*What is required*. Nothing in the records may change. Print them all again.

*Provided information*.

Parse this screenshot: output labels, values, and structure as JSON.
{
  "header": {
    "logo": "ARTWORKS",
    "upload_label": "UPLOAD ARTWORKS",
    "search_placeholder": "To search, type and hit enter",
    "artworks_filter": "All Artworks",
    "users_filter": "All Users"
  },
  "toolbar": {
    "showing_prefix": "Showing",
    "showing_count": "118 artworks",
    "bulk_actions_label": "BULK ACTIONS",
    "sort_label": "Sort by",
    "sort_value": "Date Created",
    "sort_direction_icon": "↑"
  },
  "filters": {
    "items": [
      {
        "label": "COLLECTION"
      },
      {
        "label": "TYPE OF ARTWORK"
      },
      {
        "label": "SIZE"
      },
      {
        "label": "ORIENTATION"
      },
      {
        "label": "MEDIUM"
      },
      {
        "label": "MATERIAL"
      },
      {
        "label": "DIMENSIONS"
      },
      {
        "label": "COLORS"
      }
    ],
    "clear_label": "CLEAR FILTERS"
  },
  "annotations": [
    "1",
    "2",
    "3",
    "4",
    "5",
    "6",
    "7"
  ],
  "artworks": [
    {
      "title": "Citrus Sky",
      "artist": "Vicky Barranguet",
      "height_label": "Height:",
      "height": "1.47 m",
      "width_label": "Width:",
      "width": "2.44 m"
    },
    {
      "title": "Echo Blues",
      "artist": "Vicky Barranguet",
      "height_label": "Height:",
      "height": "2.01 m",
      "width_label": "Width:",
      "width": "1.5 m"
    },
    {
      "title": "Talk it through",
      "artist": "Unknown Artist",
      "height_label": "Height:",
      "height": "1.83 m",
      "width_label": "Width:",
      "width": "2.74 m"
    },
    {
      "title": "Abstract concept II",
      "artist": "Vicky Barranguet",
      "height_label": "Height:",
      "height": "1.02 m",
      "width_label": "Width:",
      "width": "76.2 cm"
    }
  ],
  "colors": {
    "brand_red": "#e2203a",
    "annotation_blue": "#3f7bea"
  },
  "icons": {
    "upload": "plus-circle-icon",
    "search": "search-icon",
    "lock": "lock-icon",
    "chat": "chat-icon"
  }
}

*Answer box*.
Parse this screenshot: output labels, values, and structure as JSON.
{
  "header": {
    "logo": "ARTWORKS",
    "upload_label": "UPLOAD ARTWORKS",
    "search_placeholder": "To search, type and hit enter",
    "artworks_filter": "All Artworks",
    "users_filter": "All Users"
  },
  "toolbar": {
    "showing_prefix": "Showing",
    "showing_count": "118 artworks",
    "bulk_actions_label": "BULK ACTIONS",
    "sort_label": "Sort by",
    "sort_value": "Date Created",
    "sort_direction_icon": "↑"
  },
  "filters": {
    "items": [
      {
        "label": "COLLECTION"
      },
      {
        "label": "TYPE OF ARTWORK"
      },
      {
        "label": "SIZE"
      },
      {
        "label": "ORIENTATION"
      },
      {
        "label": "MEDIUM"
      },
      {
        "label": "MATERIAL"
      },
      {
        "label": "DIMENSIONS"
      },
      {
        "label": "COLORS"
      }
    ],
    "clear_label": "CLEAR FILTERS"
  },
  "annotations": [
    "1",
    "2",
    "3",
    "4",
    "5",
    "6",
    "7"
  ],
  "artworks": [
    {
      "title": "Citrus Sky",
      "artist": "Vicky Barranguet",
      "height_label": "Height:",
      "height": "1.47 m",
      "width_label": "Width:",
      "width": "2.44 m"
    },
    {
      "title": "Echo Blues",
      "artist": "Vicky Barranguet",
      "height_label": "Height:",
      "height": "2.01 m",
      "width_label": "Width:",
      "width": "1.5 m"
    },
    {
      "title": "Talk it through",
      "artist": "Unknown Artist",
      "height_label": "Height:",
      "height": "1.83 m",
      "width_label": "Width:",
      "width": "2.74 m"
    },
    {
      "title": "Abstract concept II",
      "artist": "Vicky Barranguet",
      "height_label": "Height:",
      "height": "1.02 m",
      "width_label": "Width:",
      "width": "76.2 cm"
    }
  ],
  "colors": {
    "brand_red": "#e2203a",
    "annotation_blue": "#3f7bea"
  },
  "icons": {
    "upload": "plus-circle-icon",
    "search": "search-icon",
    "lock": "lock-icon",
    "chat": "chat-icon"
  }
}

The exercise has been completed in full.